I love sport, in pretty much all its guises (although I struggle a bit with boxing and snooker). I remember distinctly where I was and what I was doing when Liverpool won their first European Cup (as it then was); and watching Botham and Dilley flaying the Australian attack to all corners of the ground in the astonishing win at Headingley. My heroes are largely drawn from sport : Beckenbauer and Moore; Lendl; Leo Fortune-West (although Leo is probably a bit niche, to be honest).
But while sport has given me some great memories across the 50 years of my life, it also never fails to cause me distress and pain through its ability to do stupid things. This week is a microcosm of that lifetime of experience.
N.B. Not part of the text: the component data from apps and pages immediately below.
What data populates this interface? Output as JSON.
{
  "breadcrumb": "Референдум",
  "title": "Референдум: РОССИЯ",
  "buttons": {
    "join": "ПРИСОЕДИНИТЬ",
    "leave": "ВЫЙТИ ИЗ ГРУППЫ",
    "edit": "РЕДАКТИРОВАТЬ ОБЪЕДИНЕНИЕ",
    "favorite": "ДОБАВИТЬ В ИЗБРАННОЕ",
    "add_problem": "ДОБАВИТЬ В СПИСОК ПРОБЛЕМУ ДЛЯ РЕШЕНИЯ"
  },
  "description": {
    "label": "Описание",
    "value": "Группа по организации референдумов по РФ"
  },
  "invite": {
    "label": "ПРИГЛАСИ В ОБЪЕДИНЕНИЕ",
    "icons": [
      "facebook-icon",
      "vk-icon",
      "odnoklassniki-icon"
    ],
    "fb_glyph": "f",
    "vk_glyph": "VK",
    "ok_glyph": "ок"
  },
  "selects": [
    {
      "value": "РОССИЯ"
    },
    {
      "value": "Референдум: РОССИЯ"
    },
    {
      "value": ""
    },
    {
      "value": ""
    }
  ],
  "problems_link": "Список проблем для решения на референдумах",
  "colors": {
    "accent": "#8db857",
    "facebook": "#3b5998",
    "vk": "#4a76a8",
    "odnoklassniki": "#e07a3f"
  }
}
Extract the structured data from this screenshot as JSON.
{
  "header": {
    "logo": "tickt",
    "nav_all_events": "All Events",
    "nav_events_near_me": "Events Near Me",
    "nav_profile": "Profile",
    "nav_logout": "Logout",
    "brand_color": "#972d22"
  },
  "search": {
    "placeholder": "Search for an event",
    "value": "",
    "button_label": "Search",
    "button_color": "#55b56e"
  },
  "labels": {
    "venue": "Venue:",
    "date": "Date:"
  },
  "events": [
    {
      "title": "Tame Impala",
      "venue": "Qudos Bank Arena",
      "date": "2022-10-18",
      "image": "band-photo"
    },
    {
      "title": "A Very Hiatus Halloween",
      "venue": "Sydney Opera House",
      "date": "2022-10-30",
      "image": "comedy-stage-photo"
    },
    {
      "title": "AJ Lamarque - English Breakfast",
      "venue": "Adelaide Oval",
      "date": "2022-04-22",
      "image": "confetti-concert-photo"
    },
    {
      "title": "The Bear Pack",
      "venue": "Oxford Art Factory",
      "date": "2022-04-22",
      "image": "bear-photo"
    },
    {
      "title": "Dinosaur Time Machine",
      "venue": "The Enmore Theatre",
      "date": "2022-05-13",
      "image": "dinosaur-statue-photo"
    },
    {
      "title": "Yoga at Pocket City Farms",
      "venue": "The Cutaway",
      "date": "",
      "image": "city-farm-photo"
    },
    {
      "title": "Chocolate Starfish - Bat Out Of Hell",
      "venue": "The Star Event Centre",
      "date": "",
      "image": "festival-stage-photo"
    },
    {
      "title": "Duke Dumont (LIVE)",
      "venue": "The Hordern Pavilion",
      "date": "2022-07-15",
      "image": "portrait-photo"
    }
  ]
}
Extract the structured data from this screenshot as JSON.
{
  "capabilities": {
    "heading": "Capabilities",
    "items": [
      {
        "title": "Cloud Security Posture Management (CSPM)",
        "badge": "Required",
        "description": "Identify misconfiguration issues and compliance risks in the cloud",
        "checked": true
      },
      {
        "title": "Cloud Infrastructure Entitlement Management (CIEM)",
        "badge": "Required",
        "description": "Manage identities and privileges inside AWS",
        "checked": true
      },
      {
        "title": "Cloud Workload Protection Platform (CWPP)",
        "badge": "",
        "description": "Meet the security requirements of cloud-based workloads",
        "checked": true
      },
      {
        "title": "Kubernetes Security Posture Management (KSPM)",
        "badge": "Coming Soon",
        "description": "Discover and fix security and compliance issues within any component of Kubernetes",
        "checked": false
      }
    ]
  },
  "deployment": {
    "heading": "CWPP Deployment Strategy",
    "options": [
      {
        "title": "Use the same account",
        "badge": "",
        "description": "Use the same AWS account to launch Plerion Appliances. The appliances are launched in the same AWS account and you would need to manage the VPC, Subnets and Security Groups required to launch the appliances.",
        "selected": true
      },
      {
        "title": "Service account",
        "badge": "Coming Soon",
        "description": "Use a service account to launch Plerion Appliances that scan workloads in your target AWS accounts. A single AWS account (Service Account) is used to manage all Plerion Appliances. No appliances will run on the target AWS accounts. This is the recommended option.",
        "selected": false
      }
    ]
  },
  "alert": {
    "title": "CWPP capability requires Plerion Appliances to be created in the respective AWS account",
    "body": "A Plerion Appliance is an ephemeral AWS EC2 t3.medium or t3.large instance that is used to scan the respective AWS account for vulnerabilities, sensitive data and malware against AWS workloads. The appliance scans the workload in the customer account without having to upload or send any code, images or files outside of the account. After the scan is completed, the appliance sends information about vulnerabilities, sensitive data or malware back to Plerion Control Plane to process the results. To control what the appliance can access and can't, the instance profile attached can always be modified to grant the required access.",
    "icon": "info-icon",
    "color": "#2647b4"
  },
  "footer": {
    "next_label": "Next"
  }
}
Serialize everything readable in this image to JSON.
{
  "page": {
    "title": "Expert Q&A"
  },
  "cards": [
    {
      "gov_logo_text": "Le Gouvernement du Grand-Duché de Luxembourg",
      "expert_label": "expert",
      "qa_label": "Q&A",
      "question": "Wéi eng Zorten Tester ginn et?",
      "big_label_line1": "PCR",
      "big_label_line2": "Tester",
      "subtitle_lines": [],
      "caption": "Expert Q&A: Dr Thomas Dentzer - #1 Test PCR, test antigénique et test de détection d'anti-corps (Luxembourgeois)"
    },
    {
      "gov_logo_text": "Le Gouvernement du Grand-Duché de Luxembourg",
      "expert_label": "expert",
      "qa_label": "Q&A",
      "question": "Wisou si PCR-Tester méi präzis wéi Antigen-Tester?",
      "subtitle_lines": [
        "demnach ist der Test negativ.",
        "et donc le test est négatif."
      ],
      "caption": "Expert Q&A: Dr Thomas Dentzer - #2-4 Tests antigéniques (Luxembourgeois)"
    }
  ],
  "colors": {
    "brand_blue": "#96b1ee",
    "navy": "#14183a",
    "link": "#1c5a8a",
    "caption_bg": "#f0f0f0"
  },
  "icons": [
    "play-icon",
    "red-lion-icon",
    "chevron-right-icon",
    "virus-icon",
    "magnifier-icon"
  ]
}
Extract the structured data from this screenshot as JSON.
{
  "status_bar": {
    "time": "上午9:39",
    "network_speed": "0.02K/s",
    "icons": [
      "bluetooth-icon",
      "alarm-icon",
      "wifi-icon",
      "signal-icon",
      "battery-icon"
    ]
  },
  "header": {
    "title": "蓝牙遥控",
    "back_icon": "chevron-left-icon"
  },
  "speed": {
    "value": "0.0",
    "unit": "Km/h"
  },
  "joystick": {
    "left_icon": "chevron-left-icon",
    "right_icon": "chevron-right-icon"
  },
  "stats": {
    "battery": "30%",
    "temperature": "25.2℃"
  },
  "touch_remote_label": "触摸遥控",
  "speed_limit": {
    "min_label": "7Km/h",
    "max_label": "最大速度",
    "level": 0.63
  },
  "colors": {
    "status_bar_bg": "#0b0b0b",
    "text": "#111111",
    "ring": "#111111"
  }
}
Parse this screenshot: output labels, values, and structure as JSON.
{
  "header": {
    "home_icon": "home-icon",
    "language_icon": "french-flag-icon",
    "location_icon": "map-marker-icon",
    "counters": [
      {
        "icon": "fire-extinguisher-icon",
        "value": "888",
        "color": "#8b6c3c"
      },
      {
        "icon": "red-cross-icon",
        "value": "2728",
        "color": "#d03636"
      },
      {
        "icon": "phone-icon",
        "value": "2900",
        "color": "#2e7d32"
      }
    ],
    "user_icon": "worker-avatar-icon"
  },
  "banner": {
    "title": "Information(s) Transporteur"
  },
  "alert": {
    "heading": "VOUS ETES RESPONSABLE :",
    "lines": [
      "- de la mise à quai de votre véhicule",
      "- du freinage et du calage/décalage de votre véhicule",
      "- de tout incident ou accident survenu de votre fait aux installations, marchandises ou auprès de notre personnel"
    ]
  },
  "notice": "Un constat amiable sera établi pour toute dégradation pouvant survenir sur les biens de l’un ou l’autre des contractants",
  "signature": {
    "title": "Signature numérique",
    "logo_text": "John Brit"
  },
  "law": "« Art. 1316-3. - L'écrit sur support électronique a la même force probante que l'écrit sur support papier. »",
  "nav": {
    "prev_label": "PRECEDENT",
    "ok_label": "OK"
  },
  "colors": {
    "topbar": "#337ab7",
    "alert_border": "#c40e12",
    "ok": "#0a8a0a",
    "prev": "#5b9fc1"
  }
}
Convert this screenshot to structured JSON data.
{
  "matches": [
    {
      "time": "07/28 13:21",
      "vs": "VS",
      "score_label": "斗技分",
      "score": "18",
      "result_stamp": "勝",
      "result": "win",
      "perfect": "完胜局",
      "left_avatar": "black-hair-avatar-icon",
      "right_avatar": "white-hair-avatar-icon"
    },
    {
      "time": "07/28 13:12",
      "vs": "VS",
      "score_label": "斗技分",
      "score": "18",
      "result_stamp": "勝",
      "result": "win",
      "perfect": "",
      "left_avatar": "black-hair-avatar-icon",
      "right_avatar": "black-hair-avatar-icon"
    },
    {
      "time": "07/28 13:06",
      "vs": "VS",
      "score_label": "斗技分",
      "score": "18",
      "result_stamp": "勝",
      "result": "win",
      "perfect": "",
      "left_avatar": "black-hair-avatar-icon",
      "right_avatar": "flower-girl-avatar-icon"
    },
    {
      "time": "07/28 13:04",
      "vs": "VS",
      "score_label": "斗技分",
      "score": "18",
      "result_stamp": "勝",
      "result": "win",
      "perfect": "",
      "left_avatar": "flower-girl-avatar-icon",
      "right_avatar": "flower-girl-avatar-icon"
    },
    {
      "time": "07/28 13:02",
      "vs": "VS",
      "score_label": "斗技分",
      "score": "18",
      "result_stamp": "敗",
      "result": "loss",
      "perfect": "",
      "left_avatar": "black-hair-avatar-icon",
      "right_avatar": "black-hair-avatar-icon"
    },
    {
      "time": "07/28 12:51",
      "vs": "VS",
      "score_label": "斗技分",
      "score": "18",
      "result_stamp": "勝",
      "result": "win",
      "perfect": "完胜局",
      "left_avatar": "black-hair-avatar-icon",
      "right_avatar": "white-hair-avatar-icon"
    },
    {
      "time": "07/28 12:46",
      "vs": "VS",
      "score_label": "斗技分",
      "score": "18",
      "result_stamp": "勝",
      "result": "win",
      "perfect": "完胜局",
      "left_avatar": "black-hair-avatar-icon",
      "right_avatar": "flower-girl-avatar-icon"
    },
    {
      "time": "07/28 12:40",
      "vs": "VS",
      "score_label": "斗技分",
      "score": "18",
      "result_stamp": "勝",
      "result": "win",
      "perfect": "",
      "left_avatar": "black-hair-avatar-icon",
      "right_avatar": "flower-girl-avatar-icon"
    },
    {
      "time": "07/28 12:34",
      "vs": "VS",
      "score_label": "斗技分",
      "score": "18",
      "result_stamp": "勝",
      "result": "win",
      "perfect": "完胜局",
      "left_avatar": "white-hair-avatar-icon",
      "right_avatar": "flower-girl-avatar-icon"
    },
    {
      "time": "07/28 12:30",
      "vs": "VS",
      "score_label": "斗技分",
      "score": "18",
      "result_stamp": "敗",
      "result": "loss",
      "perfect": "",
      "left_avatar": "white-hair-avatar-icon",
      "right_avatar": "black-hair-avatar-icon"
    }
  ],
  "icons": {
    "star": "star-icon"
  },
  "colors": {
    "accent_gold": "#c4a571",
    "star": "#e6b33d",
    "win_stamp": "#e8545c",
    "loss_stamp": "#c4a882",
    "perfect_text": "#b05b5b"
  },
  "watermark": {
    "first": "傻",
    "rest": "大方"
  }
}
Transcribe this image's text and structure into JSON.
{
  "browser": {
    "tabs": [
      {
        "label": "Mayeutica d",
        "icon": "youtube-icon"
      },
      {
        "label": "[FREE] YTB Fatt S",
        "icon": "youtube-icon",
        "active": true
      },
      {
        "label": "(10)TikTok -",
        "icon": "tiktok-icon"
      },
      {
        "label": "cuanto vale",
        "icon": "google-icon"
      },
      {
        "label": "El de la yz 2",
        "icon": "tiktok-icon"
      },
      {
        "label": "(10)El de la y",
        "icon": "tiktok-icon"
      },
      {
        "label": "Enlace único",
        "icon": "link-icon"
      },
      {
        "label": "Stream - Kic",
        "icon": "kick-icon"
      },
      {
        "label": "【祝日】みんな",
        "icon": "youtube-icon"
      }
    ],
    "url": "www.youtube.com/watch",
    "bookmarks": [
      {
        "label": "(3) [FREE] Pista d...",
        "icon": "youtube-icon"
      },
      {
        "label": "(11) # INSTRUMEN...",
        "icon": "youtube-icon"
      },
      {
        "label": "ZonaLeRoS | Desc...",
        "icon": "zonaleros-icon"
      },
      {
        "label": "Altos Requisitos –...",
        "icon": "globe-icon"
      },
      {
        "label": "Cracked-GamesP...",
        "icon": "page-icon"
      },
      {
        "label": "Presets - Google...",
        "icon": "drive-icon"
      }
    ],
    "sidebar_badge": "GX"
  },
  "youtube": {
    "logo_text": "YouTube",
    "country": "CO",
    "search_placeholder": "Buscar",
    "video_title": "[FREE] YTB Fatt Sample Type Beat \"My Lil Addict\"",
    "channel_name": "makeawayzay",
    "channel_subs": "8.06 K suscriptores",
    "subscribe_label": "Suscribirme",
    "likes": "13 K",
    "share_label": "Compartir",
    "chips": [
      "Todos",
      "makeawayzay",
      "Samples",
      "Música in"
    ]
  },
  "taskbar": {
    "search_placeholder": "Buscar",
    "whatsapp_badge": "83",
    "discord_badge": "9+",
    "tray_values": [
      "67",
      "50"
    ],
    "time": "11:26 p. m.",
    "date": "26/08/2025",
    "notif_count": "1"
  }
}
To start with the good – the revelation of the nominees for this year’s Sports Personality of the Year. Sixteen women and men who have excelled in a year of sporting excellence that arguably has never been surpassed in the UK. The celebration of British sport on 18th December will culminate in one of the 16 receiving the top accolade, but (cliche though it is) they are all already winners.
Now the bad. The disclosure this week that tens (and possibly more) of young footballers were subjected to the most appalling physical and emotional abuse at the hands of the coaches into whose care they had been entrusted. To compound the issue, this has been known about in football circles for many years but it has only been taken seriously due to the incredible courage of one man who waived his right to anonymity to talk about the abuse that he had suffered. The FA and the football clubs involved come out of this looking clumsy and ineffective – but there’s no great surprise there.
And finally the ugly. The series of tweets from former professional darts player Eric Bristow that managed to display both astonishing insensitivity and complete ignorance in condemning both the victims of the abuse, and conflating paedophilia with homosexuality. I’m not going to dignify the tweets themselves with a link from this blog, but you can find them easily enough if you really feel you need to.
Bristow has already paid for his stupidity and has lost a punditry contract with Sky Sports. Whether the FA will be able to ride out the storm of criticism that is heading in their direction, remains to be seen.